As the Supreme Court’s October 2018 term opened, we wrote about three significant cases on its docket involving arbitration, each of which are likely to have an impact on the arbitration of employment-related claims.

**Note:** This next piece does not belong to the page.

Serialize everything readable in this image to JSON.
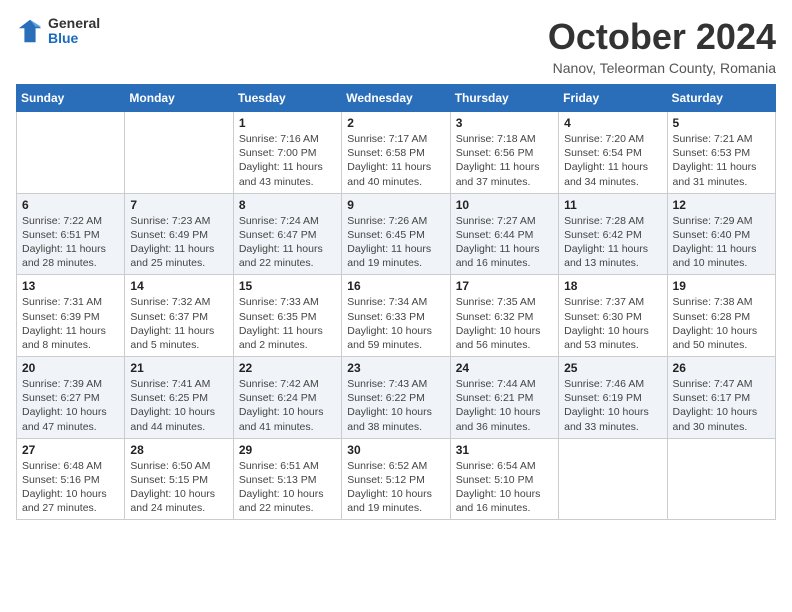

The Court issued its decision in the first of those cases on January 8, 2019. In his first opinion since joining the Court, Justice Kavanaugh authored the opinion in Henry Schein, et al. v. Archer & White Sales, Inc. The issue in the case was whether under the Federal Arbitration Act, a court may disregard a provision in an arbitration agreement delegating to the arbitrator the authority to determine whether a particular claim is arbitrable under the agreement if the court determines that a party’s argument in favor of arbitration is “wholly groundless.”

Writing for a unanimous Court, Justice Kavanaugh said no, explaining that the Federal Arbitration Act “does not contain a ‘wholly groundless’ exception,” and that the Court was “not at liberty to rewrite the statute passed by Congress and signed by the President.” As the Court explained, “[w]hen the parties’ contract delegates the arbitrability question to an arbitrator, the courts must respect the parties’ decision as embodied in the contract,” and it may not short-circuit that process to determine whether a party’s argument in favor of arbitration is “wholly groundless.”

In light of the Court’s recent decisions favoring arbitration, including last term’s decision in Epic Systems (see here), that the Court’s decision in Henry Schein received similar treatment, once again favoring parties’ right to contract for arbitration – and the specific procedures agreed to as part of that agreement – over judicially-imposed exceptions to that right, should come as no surprise. What is surprising, however, is that all of the Justices, even the now-minority liberal bloc, joined in the decision. That may foreshadow things to come in the other two arbitration-related cases pending before the Court – Lamps Plus and New Prime (discussed in our prior post here) – or it may not, given that the issue in Henry Schein was a relatively narrow issue of determining an exception under the Federal Arbitration Act, whereas the other cases involve more substantial arbitration policy issues. We’ll keep you updated when the decisions in those cases issue.